“Social media” — two words that we Generation Y’s have been constantly bombarded with these past few years.
It is very interesting to look back at the progression of social media and migrating trends on the interwebs (as I affectionately call it) thus far, from MySpace to Facebook to Twitter and Youtube, as well as the evolution in the definition of the word itself. An interesting blog post describes a wide variety of definitions for social media, leading to a hefty discussion about what social media really is. What amazes me is the deviance between definitions given by people of different statuses, roles, or industries.
For example, Wikipedia defines social media as “web-based and mobile technologies to turn communication into an interactive dialogue.” A response to the blogpost suggested that “social marketing is the art of encouraging consumers to shift between audience, author and influencer.” European marketing professors, Andreas Kaplan and Michael Haenlein, emphasize the technical aspects of social media as “a group of Internet-based applications that build on the ideological and technological foundations of Web 2.0, and that allow the creation and exchange of user-generated content.”
Personally, acknowledging that there is no set definition, I believe the blog definition comes extremely close to grasping the essence of social media in its current state.
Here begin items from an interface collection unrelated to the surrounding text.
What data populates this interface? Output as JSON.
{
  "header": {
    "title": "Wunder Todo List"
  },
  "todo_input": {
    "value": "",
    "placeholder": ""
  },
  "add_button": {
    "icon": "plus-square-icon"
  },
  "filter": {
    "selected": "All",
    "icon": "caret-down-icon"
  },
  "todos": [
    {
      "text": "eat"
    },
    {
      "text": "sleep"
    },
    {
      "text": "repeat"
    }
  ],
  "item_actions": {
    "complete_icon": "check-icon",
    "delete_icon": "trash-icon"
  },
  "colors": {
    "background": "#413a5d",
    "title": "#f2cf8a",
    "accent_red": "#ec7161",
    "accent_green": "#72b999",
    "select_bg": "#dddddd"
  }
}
A pessimist would say that social media has deviated from pure social interaction to strategic engagement, usually with monetary benefits. However, the way I see it, social media is just a simple method organizations or companies are using to interact with individuals through a more personable approach, and in this case, individuals would be the audience. Consumers can also play the role of “author” by creating online materials to respond back (for instance through blogging), and then “influencing” peers by sharing pages or tweeting news about organizations. This “online presence” that acts as a link between consumers and the online community has become increasingly important.
Out of personal experience, in an application for an innovative technology solutions company, I was asked to my amusement the amount of Facebook friends and Twitter followers I had. Has online presence has somehow become correlated to influential power, social skills and credibility? After immediate research, I noticed that it wasn’t just the technology industries. Even the hotel industry is looking to increase revenue and booking volume by investing in more social media which, according to the article, has become as popular as pay-per-click or more.
All of this just leaves me to wonder, has social media become integral to all aspects (of life, of business, of jobs, and even of education) in our generation, and can it keep being revamped and innovated, or is it just another trend that is about to reach its plateau?